If graphic design training continues to follow the same principles, how can students be expected to incorporate more UX design practices into their portfolios? Are we at a point where the term Graphic Design is outdated? What should a design curriculum encompass these days to ensure that students have the right foundational competencies, but yet have all of the technical competencies to meet the ever changing technological landscape?

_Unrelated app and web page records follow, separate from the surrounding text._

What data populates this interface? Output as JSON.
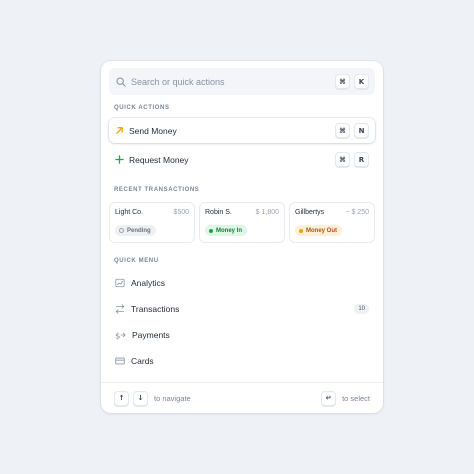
{
  "search": {
    "placeholder": "Search or quick actions",
    "shortcut_mod": "⌘",
    "shortcut_key": "K"
  },
  "quick_actions": {
    "heading": "QUICK ACTIONS",
    "items": [
      {
        "label": "Send Money",
        "icon": "arrow-up-right-icon",
        "shortcut_mod": "⌘",
        "shortcut_key": "N",
        "selected": true
      },
      {
        "label": "Request Money",
        "icon": "plus-icon",
        "shortcut_mod": "⌘",
        "shortcut_key": "R",
        "selected": false
      }
    ]
  },
  "recent_transactions": {
    "heading": "RECENT TRANSACTIONS",
    "items": [
      {
        "name": "Light Co.",
        "amount": "$500",
        "status": "Pending"
      },
      {
        "name": "Robin S.",
        "amount": "$ 1,800",
        "status": "Money In"
      },
      {
        "name": "Gillbertys",
        "amount": "− $ 250",
        "status": "Money Out"
      }
    ]
  },
  "quick_menu": {
    "heading": "QUICK MENU",
    "items": [
      {
        "label": "Analytics",
        "icon": "chart-icon"
      },
      {
        "label": "Transactions",
        "icon": "swap-arrows-icon",
        "count": "10"
      },
      {
        "label": "Payments",
        "icon": "dollar-arrow-icon"
      },
      {
        "label": "Cards",
        "icon": "card-icon"
      }
    ]
  },
  "footer": {
    "up_key": "↑",
    "down_key": "↓",
    "navigate_hint": "to navigate",
    "enter_key": "↵",
    "select_hint": "to select"
  },
  "colors": {
    "background": "#eef1f6",
    "send_icon": "#f59e0b",
    "request_icon": "#22a34a"
  }
}
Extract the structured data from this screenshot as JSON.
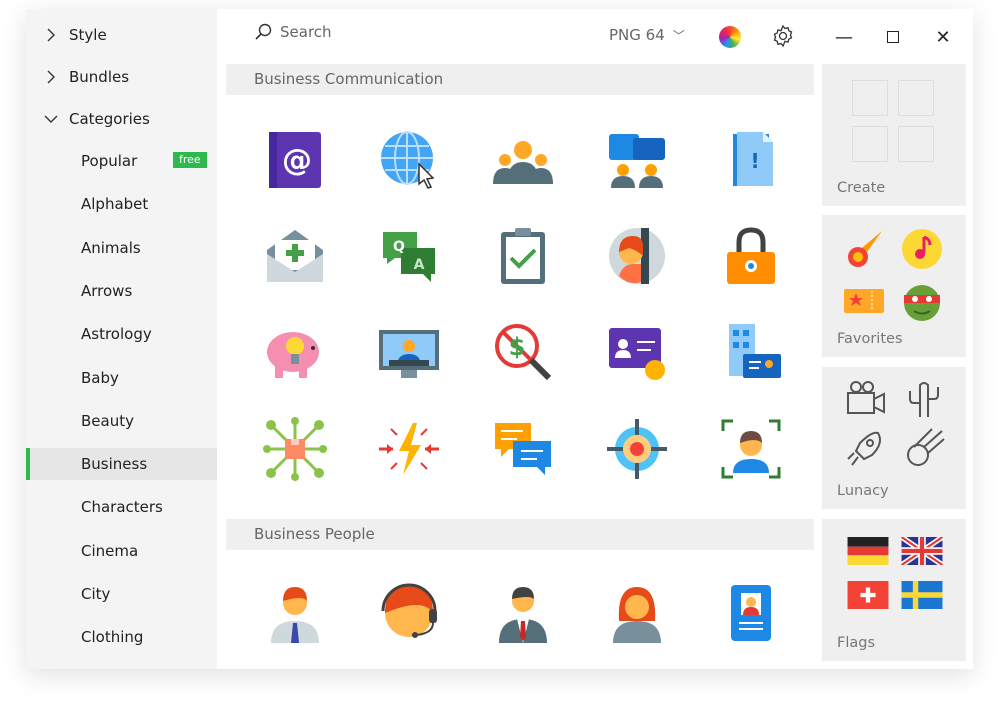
{
  "sidebar": {
    "top": [
      {
        "label": "Style",
        "expanded": false
      },
      {
        "label": "Bundles",
        "expanded": false
      },
      {
        "label": "Categories",
        "expanded": true
      }
    ],
    "categories": [
      {
        "label": "Popular",
        "badge": "free"
      },
      {
        "label": "Alphabet"
      },
      {
        "label": "Animals"
      },
      {
        "label": "Arrows"
      },
      {
        "label": "Astrology"
      },
      {
        "label": "Baby"
      },
      {
        "label": "Beauty"
      },
      {
        "label": "Business",
        "selected": true
      },
      {
        "label": "Characters"
      },
      {
        "label": "Cinema"
      },
      {
        "label": "City"
      },
      {
        "label": "Clothing"
      }
    ]
  },
  "toolbar": {
    "search_placeholder": "Search",
    "format": "PNG 64"
  },
  "sections": [
    {
      "title": "Business Communication",
      "icons": [
        "email-at-icon",
        "globe-cursor-icon",
        "group-icon",
        "conference-chat-icon",
        "notification-document-icon",
        "mail-add-icon",
        "qa-icon",
        "clipboard-check-icon",
        "profile-door-icon",
        "padlock-icon",
        "piggy-bank-icon",
        "video-conference-icon",
        "no-money-search-icon",
        "business-card-icon",
        "building-id-icon",
        "network-box-icon",
        "energy-collision-icon",
        "chat-bubbles-icon",
        "target-icon",
        "face-scan-icon"
      ]
    },
    {
      "title": "Business People",
      "icons": [
        "businessman-icon",
        "support-agent-icon",
        "manager-icon",
        "businesswoman-icon",
        "id-badge-icon"
      ]
    }
  ],
  "panels": [
    {
      "label": "Create"
    },
    {
      "label": "Favorites"
    },
    {
      "label": "Lunacy"
    },
    {
      "label": "Flags"
    }
  ],
  "colors": {
    "accent": "#2db94d"
  }
}
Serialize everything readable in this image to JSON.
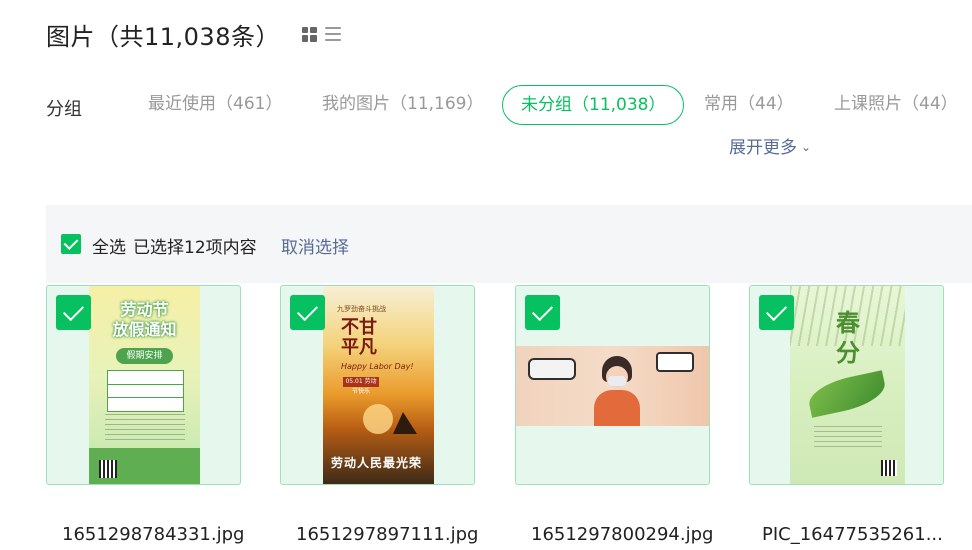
{
  "header": {
    "title": "图片（共11,038条）",
    "view_icons": [
      "grid-view-icon",
      "list-view-icon"
    ]
  },
  "groups": {
    "label": "分组",
    "tabs": [
      {
        "label": "最近使用（461）",
        "active": false
      },
      {
        "label": "我的图片（11,169）",
        "active": false
      },
      {
        "label": "未分组（11,038）",
        "active": true
      },
      {
        "label": "常用（44）",
        "active": false
      },
      {
        "label": "上课照片（44）",
        "active": false
      }
    ],
    "expand_label": "展开更多",
    "expand_icon": "chevron-down-icon"
  },
  "selection": {
    "select_all_label": "全选",
    "selected_text": "已选择12项内容",
    "cancel_label": "取消选择"
  },
  "images": [
    {
      "filename": "1651298784331.jpg",
      "selected": true,
      "thumb_text": {
        "headline": "劳动节\n放假通知",
        "pill": "假期安排"
      }
    },
    {
      "filename": "1651297897111.jpg",
      "selected": true,
      "thumb_text": {
        "top": "九罗劲奋斗挑战",
        "big": "不甘\n平凡",
        "script": "Happy Labor Day!",
        "date": "05.01 劳动节快乐",
        "slogan": "劳动人民最光荣"
      }
    },
    {
      "filename": "1651297800294.jpg",
      "selected": true,
      "thumb_text": {}
    },
    {
      "filename": "PIC_16477535261...",
      "selected": true,
      "thumb_text": {
        "big": "春分"
      }
    }
  ],
  "colors": {
    "accent": "#07c160",
    "link": "#576b95",
    "card_bg": "#e6f8ed",
    "card_border": "#9fdfba",
    "select_bar_bg": "#f5f6f7"
  }
}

The big question is, now that we all have the tools that we need to produce mobile and tablet content, are all designers expected to just know how to do that type of development? Are they prepared enough to wade into the murky and unpredictable waters of mobile development? When someone is trained to be a fireman, they learn everything they can about fires and fire hazards and safety. A lawyer goes to school and learns everything about the law. These fields are focused and direct. In contrast, designers (in order to thrive in the current environment) need to know how to design for print, for web, for mobile, for tablet, and whatever else is in the realm of graphics (without a salary differential, mind you). They may have to understand HTML, CSS, JavaScript, ActionScript, and possibly other technologies that will allow them to do their jobs.

Another possibility is that students learn specific, narrow topics in design school to prepare them for a niche career? So one student could focus entirely on website design for the desktop. Another student could focus on mobile development. They would be acutely aware of all of the aspects of their respective fields and would be prepared to troubleshoot problems as they arise. Is this feasible though? Probably not. The thinking might be, ‘you can design a website, so you must be able to do develop one for mobile use?’ Maybe graphic design curriculum becomes more of a liberal arts study. More exploratory in nature until the student finds their interest and holds on to it.

There’s no question though, that as with the rise of desktop publishing changing graphic design behavior, tablet and mobile development will change it again. Are we ready for that change?